So, when Walensky announced that she would overrule the advisory group and recommend boosters for occupations at highest risk during this first phase of offering boosters to Pfizer vaccine recipients, I was relieved.  I believe many of my colleagues had the same sentiment.

HATTIS: Last year, when I asked you about the availability of antibody therapy for those COVID patients who were not seriously ill, but experiencing symptoms—you noted there was not a lot interest. Is that still the case?

LEE: Yes, initially there was little interest.  The opposite is true now as it is tough to find antibody treatments because there is a lack of available appointments and, in some instances, a shortage of antibody treatments.  My sense is the reason for this change in interest for antibody treatments is because of a big push by multiple sources, including many politicians and leaders across the nation, who seem hesitant about vaccination, but focused on antibody therapy.  This has led to a massive influx of demand, including here in Massachusetts.

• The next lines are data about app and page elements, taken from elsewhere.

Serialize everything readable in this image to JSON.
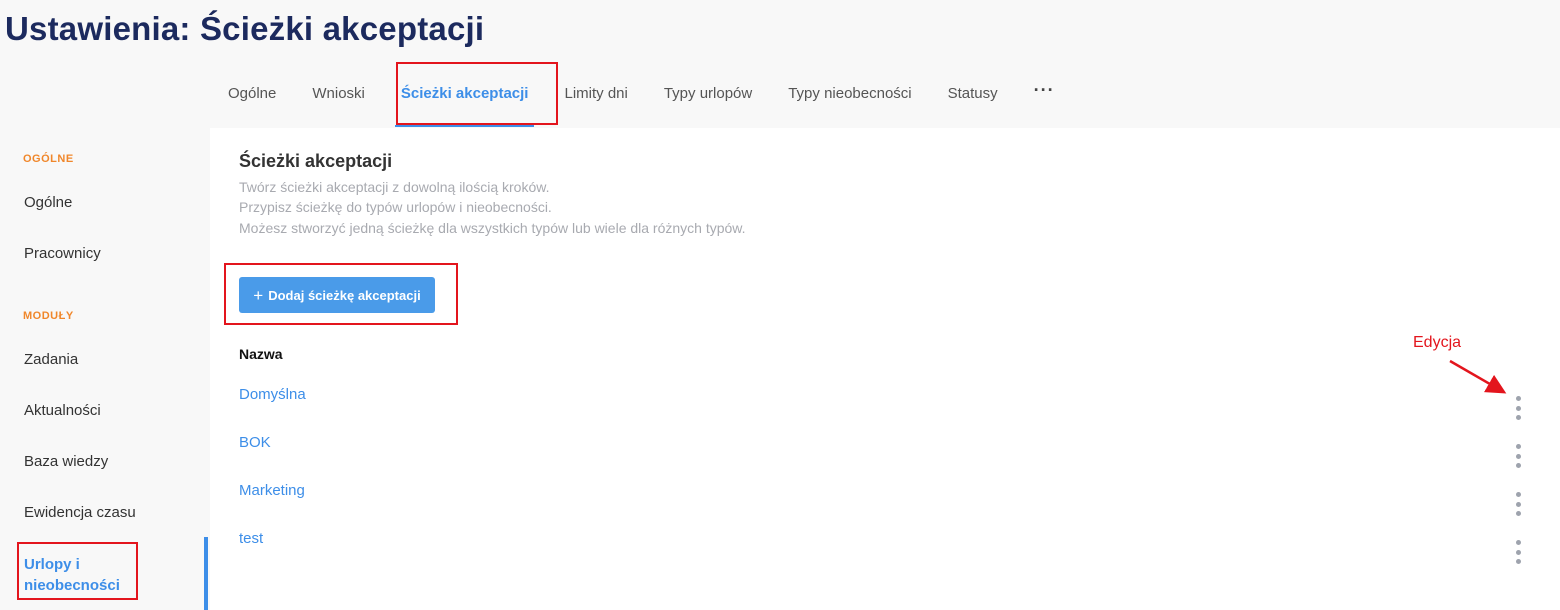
{
  "page": {
    "title": "Ustawienia: Ścieżki akceptacji"
  },
  "tabs": [
    {
      "label": "Ogólne"
    },
    {
      "label": "Wnioski"
    },
    {
      "label": "Ścieżki akceptacji"
    },
    {
      "label": "Limity dni"
    },
    {
      "label": "Typy urlopów"
    },
    {
      "label": "Typy nieobecności"
    },
    {
      "label": "Statusy"
    },
    {
      "label": "···"
    }
  ],
  "active_tab": "Ścieżki akceptacji",
  "sidebar": {
    "section_general": "OGÓLNE",
    "general_items": [
      "Ogólne",
      "Pracownicy"
    ],
    "section_modules": "MODUŁY",
    "module_items": [
      "Zadania",
      "Aktualności",
      "Baza wiedzy",
      "Ewidencja czasu"
    ],
    "active_item_line1": "Urlopy i",
    "active_item_line2": "nieobecności"
  },
  "main": {
    "title": "Ścieżki akceptacji",
    "description": [
      "Twórz ścieżki akceptacji z dowolną ilością kroków.",
      "Przypisz ścieżkę do typów urlopów i nieobecności.",
      "Możesz stworzyć jedną ścieżkę dla wszystkich typów lub wiele dla różnych typów."
    ],
    "add_button_icon": "+",
    "add_button_label": "Dodaj ścieżkę akceptacji",
    "column_header": "Nazwa",
    "rows": [
      "Domyślna",
      "BOK",
      "Marketing",
      "test"
    ]
  },
  "annotation": {
    "label": "Edycja"
  },
  "colors": {
    "accent": "#3d8ee8",
    "title": "#1c2a5e",
    "section": "#f0872b",
    "highlight": "#e3151d"
  }
}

For the COVID infected, but not yet seriously ill, patient, last week’s announcement by Merck that its new drug, molnupiravir, could be an important additional contributor to reducing the likelihood of serious illness was promising. But like with monoclonal antibody therapy, it needs to be taken early in the onset of COVID symptoms, and unfortunately if you are sick enough to be hospitalized, most likely it is too late for the new drug to offer much benefit.

HATTIS: Some of the COVID news headlines indicate patients and families are demanding the drug ivermectin. Are you experiencing that at MGH?

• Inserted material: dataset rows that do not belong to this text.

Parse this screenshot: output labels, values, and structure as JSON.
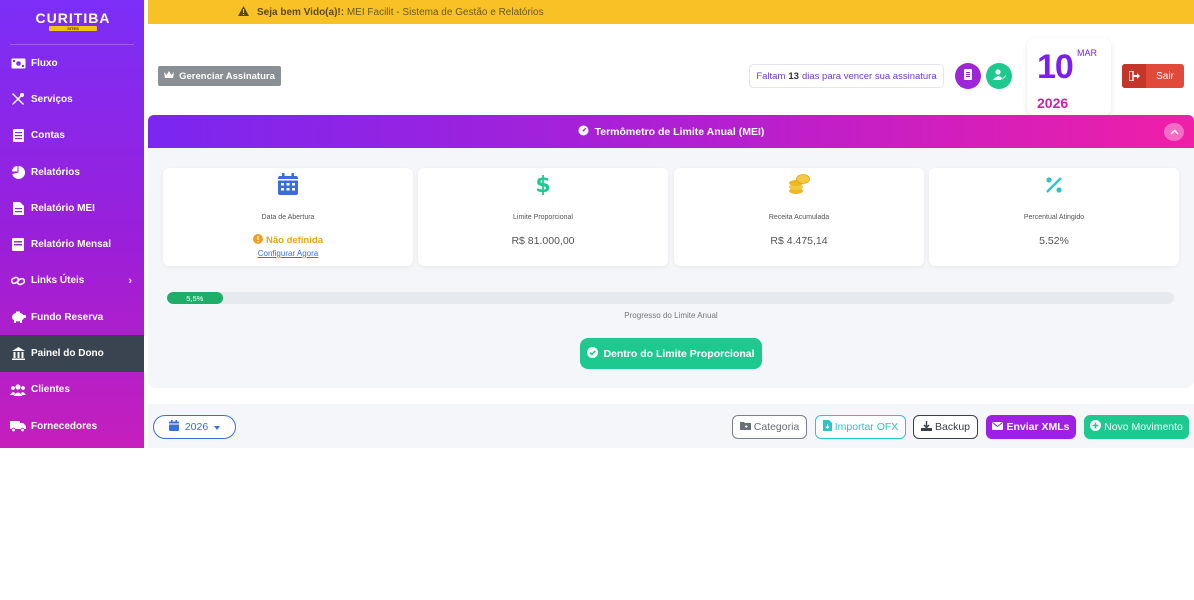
{
  "sidebar": {
    "logo_text": "CURITIBA",
    "logo_subtext": "SITES",
    "items": [
      {
        "label": "Fluxo",
        "icon": "money-bill-icon"
      },
      {
        "label": "Serviços",
        "icon": "tools-icon"
      },
      {
        "label": "Contas",
        "icon": "document-icon"
      },
      {
        "label": "Relatórios",
        "icon": "pie-chart-icon"
      },
      {
        "label": "Relatório MEI",
        "icon": "file-icon"
      },
      {
        "label": "Relatório Mensal",
        "icon": "book-icon"
      },
      {
        "label": "Links Úteis",
        "icon": "link-icon"
      },
      {
        "label": "Fundo Reserva",
        "icon": "piggy-bank-icon"
      },
      {
        "label": "Painel do Dono",
        "icon": "bank-icon"
      },
      {
        "label": "Clientes",
        "icon": "users-icon"
      },
      {
        "label": "Fornecedores",
        "icon": "truck-icon"
      }
    ],
    "active_item": "Painel do Dono"
  },
  "topbar": {
    "greeting": "Seja bem Vido(a)!:",
    "message": "MEI Facilit - Sistema de Gestão e Relatórios"
  },
  "header": {
    "gerenciar_label": "Gerenciar Assinatura",
    "faltam_prefix": "Faltam",
    "faltam_days": "13",
    "faltam_suffix": "dias para vencer sua assinatura",
    "date_day": "10",
    "date_month": "MAR",
    "date_year": "2026",
    "sair_label": "Sair"
  },
  "thermometer": {
    "title": "Termômetro de Limite Anual (MEI)",
    "cards": {
      "abertura": {
        "label": "Data de Abertura",
        "status": "Não definida",
        "link": "Configurar Agora"
      },
      "limite": {
        "label": "Limite Proporcional",
        "value": "R$ 81.000,00"
      },
      "receita": {
        "label": "Receita Acumulada",
        "value": "R$ 4.475,14"
      },
      "percentual": {
        "label": "Percentual Atingido",
        "value": "5.52%"
      }
    },
    "progress_label": "5,5%",
    "progress_value": 5.52,
    "progress_caption": "Progresso do Limite Anual",
    "status_label": "Dentro do Limite Proporcional"
  },
  "toolbar": {
    "year": "2026",
    "categoria": "Categoria",
    "importar_ofx": "Importar OFX",
    "backup": "Backup",
    "enviar_xmls": "Enviar XMLs",
    "novo_movimento": "Novo Movimento"
  },
  "colors": {
    "sidebar_gradient_top": "#7b2ff7",
    "sidebar_gradient_bottom": "#c61fbc",
    "alert_yellow": "#f8c226",
    "success_green": "#1ec98f",
    "danger_red": "#e1493b",
    "accent_purple": "#7a1ff0",
    "accent_pink": "#d11ea6"
  }
}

LEE: Unfortunately, yes.  We regularly get requests by patients and family members to give unapproved and dangerous therapies, such as ivermectin, high-dose vitamins, and a few others.  I’ll say that most folks I’ve met and treated have been reasonable and understanding when I explained the dangers of these unproven therapies.

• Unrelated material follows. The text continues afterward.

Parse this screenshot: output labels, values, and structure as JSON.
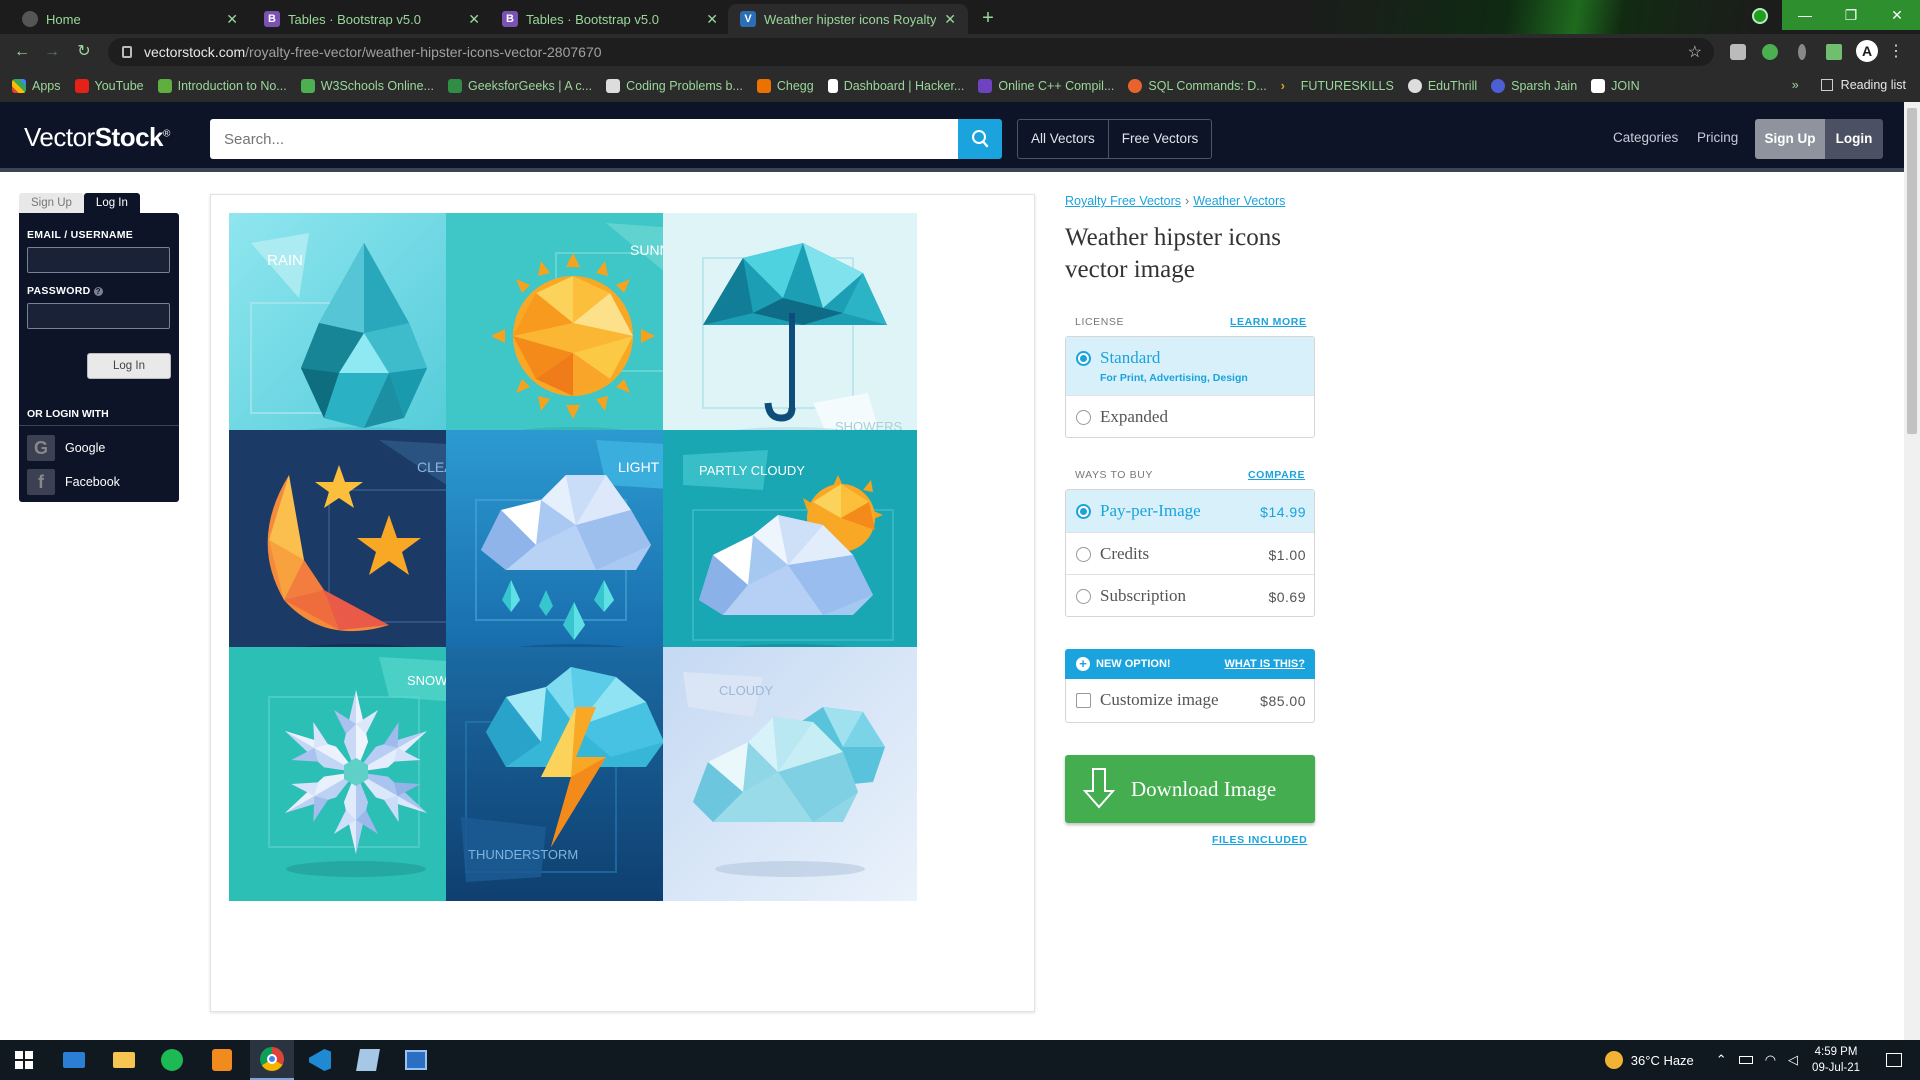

But I want to talk about ivermectin for a minute because its appropriate use can intersect with COVID patients.  First, we do not use ivermectin to treat COVID illness per se, as it is unproven and potentially dangerous.  Instead, we at times give it to patients requiring high doses of immunosuppression who have risks of parasite infections.  Suppressing the immune system can unmask and reactivate parasites that are normally controlled by an intact immune system.  These parasites rapidly spread throughout the body.  To prevent this, we routinely screen for risk factors for these parasites.  As we talked about earlier, our sicker COVID-19 patients that need oxygen support typically get high-dose steroids.  So, if a patient is at risk for parasitic infection and needs high-dose steroids for COVID, we treat them with ivermectin to clear the parasite—please note that this is not for direct treatment of the COVID infection.

Meet the Author

Paul A. Hattis

Retired associate professor, Tufts University Medical School
HATTIS: How have things been going lately with COVID family wise for you, your wife, and 6-year-old son?

LEE: Things are good.  We had a great summer and felt like it was post-pandemic for a short period of time.  Our son is back with in-person school, which is a major relief, especially for my wife.  She has overwhelmingly taken the heaviest burden with this pandemic in terms of career and childcare responsibilities.  Since our son is still unvaccinated, we do worry about him getting COVID.  We continue to stay safe by having play dates primarily outdoors with select friends.  I do not think we will be completely comfortable with him in certain environments until he is fully vaccinated.  The good news is Pfizer might be available for his age group soon.